1037 GMT October 25, 2020
The Iranian government has decided to provide those suffering from economic hardship due to the new coronavirus spread in the country with financial support, said the governor of the Central Bank of Iran (CBI).
Two weeks ago, it was approved by the Money and Credit Council of Iran that those whose businesses are faced with problems due to the spread of the virus can postpone paying their instalments for three months, IRNA reported.
The new virus, a respiratory disease also known as COVID-19, emerged in the central Chinese city of Wuhan in Hubei Province late last year. It has infected more than 180,000 people worldwide and killed over 7,000.
Other measures have been taken to facilitate banking transactions at home in an effort to contain the coronavirus spread in the country, such as raising the ceiling of electronic money transfer through ATMs to $2,380 per day and increasing electronic banking services.
In Iran, the rapid spread of coronavirus has infected some 16,169 people and killed 988, according to official figures released on Tuesday.
He appreciated efforts by the domestic banks’ staff who make sacrifices under the present tough circumstances to provide people with sustainable services, stressing that measures, such as further promotion of telecommuting, have been employed to reduce the infection risk for them.
He stressed that Iran had never asked for a loan from the International Monetary Fund (IMF) in the past 60 years, noting that, “This is among the rights of our country and the smallest step [in the fight against the virus]. We have submitted a request [to the IMF] and are waiting to see what decision those claiming to be promoting justice in the international arena will make and whether US interference would impact the process or not. We are following up the case on a daily basis.”
Iran has huge monetary resources outside the country which are all blocked by the US, Hemmati said, adding since the beginning of the current Iranian calendar year (started in March 2019), the CBI has supplied $39.2 billion for imports.
In May 2018, President Donald Trump pulled the US out of the Joint Comprehensive Plan of Action (JCPOA), signed between Iran and the P5+1, and reimposed Washington’s sanctions on Tehran.

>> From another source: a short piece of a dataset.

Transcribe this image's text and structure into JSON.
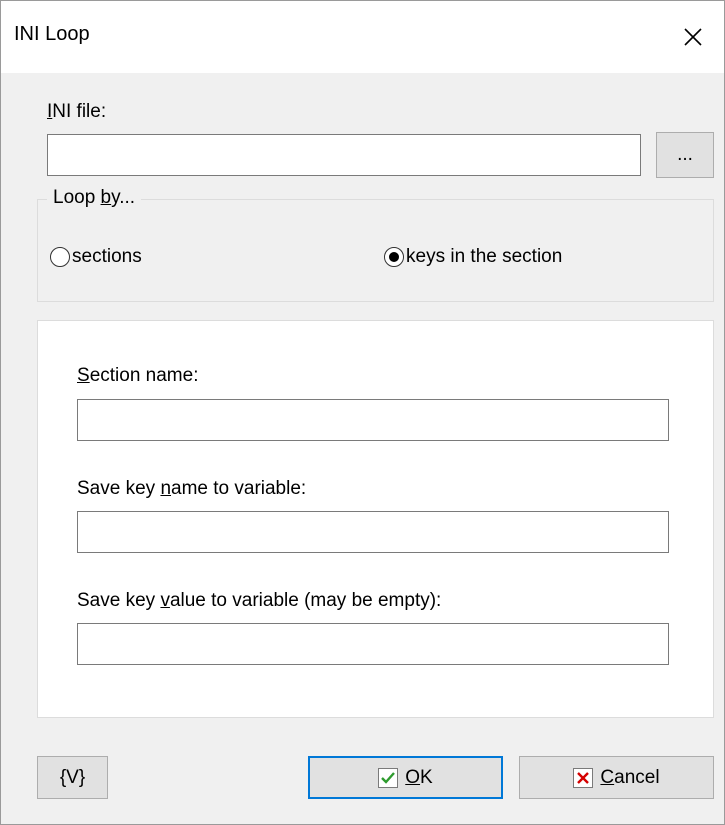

In the aftermath of the US withdrawal, foreign banks were forced by Washington to freeze Iranian assets.
The sanctions have also hindered the delivery of international humanitarian aid, drugs and medical equipment to Iran amid the country’s efforts to contain the coronavirus spread.
Hemmati noted that since March 2019, Iran has imported basic goods and medical equipment worth $14.8 billion, giving assurance that the country is faced with no problem in terms of meeting the domestic needs.